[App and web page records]
--- START ---

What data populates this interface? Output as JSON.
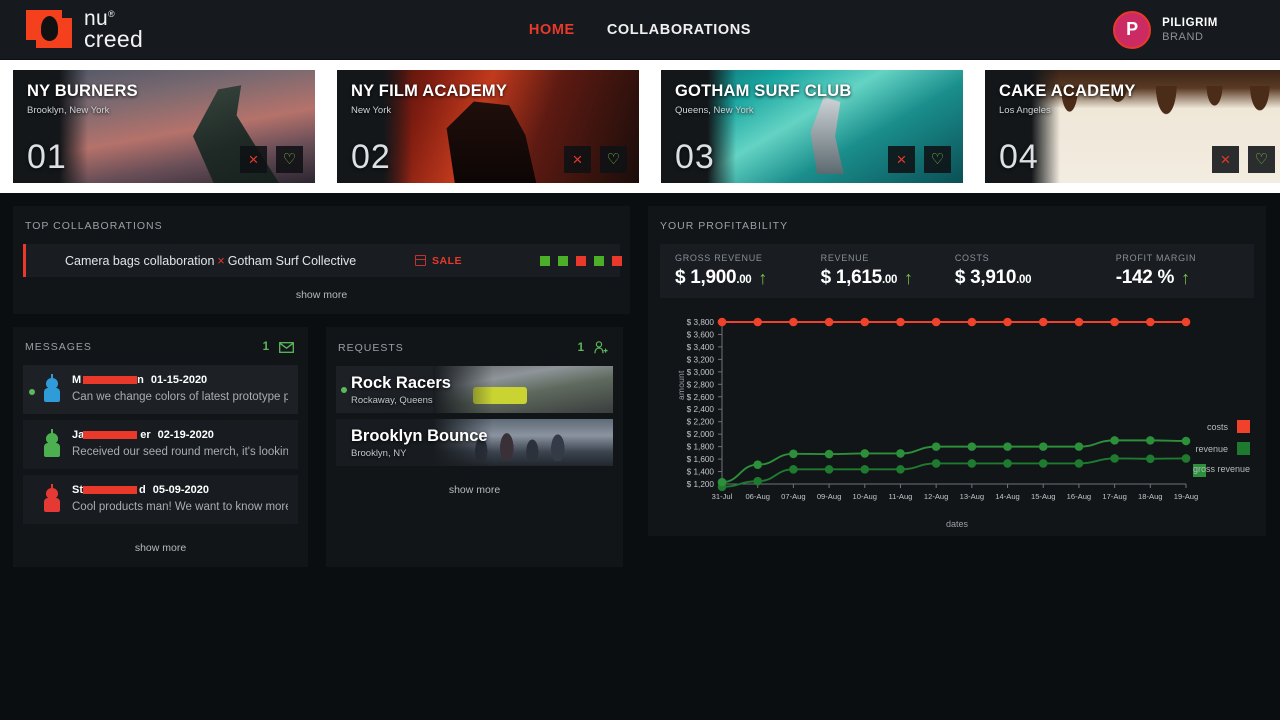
{
  "brand": {
    "line1": "nu",
    "line1_sup": "®",
    "line2": "creed"
  },
  "nav": {
    "items": [
      {
        "label": "HOME",
        "active": true
      },
      {
        "label": "COLLABORATIONS",
        "active": false
      }
    ]
  },
  "user": {
    "initial": "P",
    "name": "PILIGRIM",
    "role": "BRAND"
  },
  "cards": [
    {
      "title": "NY BURNERS",
      "location": "Brooklyn, New York",
      "number": "01",
      "photo": "whale-photo",
      "reject": "×",
      "like": "♡"
    },
    {
      "title": "NY FILM ACADEMY",
      "location": "New York",
      "number": "02",
      "photo": "film-photo",
      "reject": "×",
      "like": "♡"
    },
    {
      "title": "GOTHAM SURF CLUB",
      "location": "Queens, New York",
      "number": "03",
      "photo": "surf-photo",
      "reject": "×",
      "like": "♡"
    },
    {
      "title": "CAKE ACADEMY",
      "location": "Los Angeles",
      "number": "04",
      "photo": "cake-photo",
      "reject": "×",
      "like": "♡"
    }
  ],
  "top_collaborations": {
    "heading": "TOP COLLABORATIONS",
    "row": {
      "name_left": "Camera bags collaboration",
      "separator": "×",
      "name_right": "Gotham Surf Collective",
      "tag": "SALE",
      "statuses": [
        "#4caf28",
        "#4caf28",
        "#e8392a",
        "#4caf28",
        "#e8392a"
      ]
    },
    "show_more": "show more"
  },
  "messages": {
    "heading": "MESSAGES",
    "count": "1",
    "items": [
      {
        "name_prefix": "M",
        "name_suffix": "n",
        "date": "01-15-2020",
        "text": "Can we change colors of latest prototype please?",
        "unread": true,
        "avatar_color": "#2f9bd8"
      },
      {
        "name_prefix": "Ja",
        "name_suffix": "er",
        "date": "02-19-2020",
        "text": "Received our seed round merch, it's looking great!",
        "unread": false,
        "avatar_color": "#4caf50"
      },
      {
        "name_prefix": "St",
        "name_suffix": "d",
        "date": "05-09-2020",
        "text": "Cool products man! We want to know more",
        "unread": false,
        "avatar_color": "#e53935"
      }
    ],
    "show_more": "show more"
  },
  "requests": {
    "heading": "REQUESTS",
    "count": "1",
    "items": [
      {
        "name": "Rock Racers",
        "location": "Rockaway, Queens",
        "photo": "race-photo",
        "active": true
      },
      {
        "name": "Brooklyn Bounce",
        "location": "Brooklyn, NY",
        "photo": "bounce-photo",
        "active": false
      }
    ],
    "show_more": "show more"
  },
  "profitability": {
    "heading": "YOUR PROFITABILITY",
    "kpis": [
      {
        "label": "GROSS REVENUE",
        "currency": "$",
        "amount": "1,900",
        "cents": ".00",
        "arrow": "↑",
        "arrow_up": true
      },
      {
        "label": "REVENUE",
        "currency": "$",
        "amount": "1,615",
        "cents": ".00",
        "arrow": "↑",
        "arrow_up": true
      },
      {
        "label": "COSTS",
        "currency": "$",
        "amount": "3,910",
        "cents": ".00",
        "arrow": "",
        "arrow_up": false
      },
      {
        "label": "PROFIT MARGIN",
        "currency": "",
        "amount": "-142 %",
        "cents": "",
        "arrow": "↑",
        "arrow_up": true
      }
    ]
  },
  "chart_data": {
    "type": "line",
    "title": "",
    "xlabel": "dates",
    "ylabel": "amount",
    "x": [
      "31-Jul",
      "06-Aug",
      "07-Aug",
      "09-Aug",
      "10-Aug",
      "11-Aug",
      "12-Aug",
      "13-Aug",
      "14-Aug",
      "15-Aug",
      "16-Aug",
      "17-Aug",
      "18-Aug",
      "19-Aug"
    ],
    "ylim": [
      1200,
      3800
    ],
    "yticks": [
      "$ 1,200",
      "$ 1,400",
      "$ 1,600",
      "$ 1,800",
      "$ 2,000",
      "$ 2,200",
      "$ 2,400",
      "$ 2,600",
      "$ 2,800",
      "$ 3,000",
      "$ 3,200",
      "$ 3,400",
      "$ 3,600",
      "$ 3,800"
    ],
    "grid": false,
    "legend_position": "right",
    "series": [
      {
        "name": "costs",
        "color": "#f0422a",
        "values": [
          3800,
          3800,
          3800,
          3800,
          3800,
          3800,
          3800,
          3800,
          3800,
          3800,
          3800,
          3800,
          3800,
          3800
        ]
      },
      {
        "name": "revenue",
        "color": "#1e7a2e",
        "values": [
          1155,
          1245,
          1435,
          1435,
          1435,
          1435,
          1530,
          1530,
          1530,
          1530,
          1530,
          1610,
          1605,
          1610
        ]
      },
      {
        "name": "gross revenue",
        "color": "#2c8f3a",
        "values": [
          1230,
          1510,
          1685,
          1680,
          1690,
          1690,
          1800,
          1800,
          1800,
          1800,
          1800,
          1900,
          1900,
          1890
        ]
      }
    ]
  }
}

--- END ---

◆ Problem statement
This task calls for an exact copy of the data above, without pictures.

◆ Result
What data populates this interface? Output as JSON.
{
  "brand": {
    "line1": "nu",
    "line1_sup": "®",
    "line2": "creed"
  },
  "nav": {
    "items": [
      {
        "label": "HOME",
        "active": true
      },
      {
        "label": "COLLABORATIONS",
        "active": false
      }
    ]
  },
  "user": {
    "initial": "P",
    "name": "PILIGRIM",
    "role": "BRAND"
  },
  "cards": [
    {
      "title": "NY BURNERS",
      "location": "Brooklyn, New York",
      "number": "01",
      "photo": "whale-photo",
      "reject": "×",
      "like": "♡"
    },
    {
      "title": "NY FILM ACADEMY",
      "location": "New York",
      "number": "02",
      "photo": "film-photo",
      "reject": "×",
      "like": "♡"
    },
    {
      "title": "GOTHAM SURF CLUB",
      "location": "Queens, New York",
      "number": "03",
      "photo": "surf-photo",
      "reject": "×",
      "like": "♡"
    },
    {
      "title": "CAKE ACADEMY",
      "location": "Los Angeles",
      "number": "04",
      "photo": "cake-photo",
      "reject": "×",
      "like": "♡"
    }
  ],
  "top_collaborations": {
    "heading": "TOP COLLABORATIONS",
    "row": {
      "name_left": "Camera bags collaboration",
      "separator": "×",
      "name_right": "Gotham Surf Collective",
      "tag": "SALE",
      "statuses": [
        "#4caf28",
        "#4caf28",
        "#e8392a",
        "#4caf28",
        "#e8392a"
      ]
    },
    "show_more": "show more"
  },
  "messages": {
    "heading": "MESSAGES",
    "count": "1",
    "items": [
      {
        "name_prefix": "M",
        "name_suffix": "n",
        "date": "01-15-2020",
        "text": "Can we change colors of latest prototype please?",
        "unread": true,
        "avatar_color": "#2f9bd8"
      },
      {
        "name_prefix": "Ja",
        "name_suffix": "er",
        "date": "02-19-2020",
        "text": "Received our seed round merch, it's looking great!",
        "unread": false,
        "avatar_color": "#4caf50"
      },
      {
        "name_prefix": "St",
        "name_suffix": "d",
        "date": "05-09-2020",
        "text": "Cool products man! We want to know more",
        "unread": false,
        "avatar_color": "#e53935"
      }
    ],
    "show_more": "show more"
  },
  "requests": {
    "heading": "REQUESTS",
    "count": "1",
    "items": [
      {
        "name": "Rock Racers",
        "location": "Rockaway, Queens",
        "photo": "race-photo",
        "active": true
      },
      {
        "name": "Brooklyn Bounce",
        "location": "Brooklyn, NY",
        "photo": "bounce-photo",
        "active": false
      }
    ],
    "show_more": "show more"
  },
  "profitability": {
    "heading": "YOUR PROFITABILITY",
    "kpis": [
      {
        "label": "GROSS REVENUE",
        "currency": "$",
        "amount": "1,900",
        "cents": ".00",
        "arrow": "↑",
        "arrow_up": true
      },
      {
        "label": "REVENUE",
        "currency": "$",
        "amount": "1,615",
        "cents": ".00",
        "arrow": "↑",
        "arrow_up": true
      },
      {
        "label": "COSTS",
        "currency": "$",
        "amount": "3,910",
        "cents": ".00",
        "arrow": "",
        "arrow_up": false
      },
      {
        "label": "PROFIT MARGIN",
        "currency": "",
        "amount": "-142 %",
        "cents": "",
        "arrow": "↑",
        "arrow_up": true
      }
    ]
  },
  "chart_data": {
    "type": "line",
    "title": "",
    "xlabel": "dates",
    "ylabel": "amount",
    "x": [
      "31-Jul",
      "06-Aug",
      "07-Aug",
      "09-Aug",
      "10-Aug",
      "11-Aug",
      "12-Aug",
      "13-Aug",
      "14-Aug",
      "15-Aug",
      "16-Aug",
      "17-Aug",
      "18-Aug",
      "19-Aug"
    ],
    "ylim": [
      1200,
      3800
    ],
    "yticks": [
      "$ 1,200",
      "$ 1,400",
      "$ 1,600",
      "$ 1,800",
      "$ 2,000",
      "$ 2,200",
      "$ 2,400",
      "$ 2,600",
      "$ 2,800",
      "$ 3,000",
      "$ 3,200",
      "$ 3,400",
      "$ 3,600",
      "$ 3,800"
    ],
    "grid": false,
    "legend_position": "right",
    "series": [
      {
        "name": "costs",
        "color": "#f0422a",
        "values": [
          3800,
          3800,
          3800,
          3800,
          3800,
          3800,
          3800,
          3800,
          3800,
          3800,
          3800,
          3800,
          3800,
          3800
        ]
      },
      {
        "name": "revenue",
        "color": "#1e7a2e",
        "values": [
          1155,
          1245,
          1435,
          1435,
          1435,
          1435,
          1530,
          1530,
          1530,
          1530,
          1530,
          1610,
          1605,
          1610
        ]
      },
      {
        "name": "gross revenue",
        "color": "#2c8f3a",
        "values": [
          1230,
          1510,
          1685,
          1680,
          1690,
          1690,
          1800,
          1800,
          1800,
          1800,
          1800,
          1900,
          1900,
          1890
        ]
      }
    ]
  }
}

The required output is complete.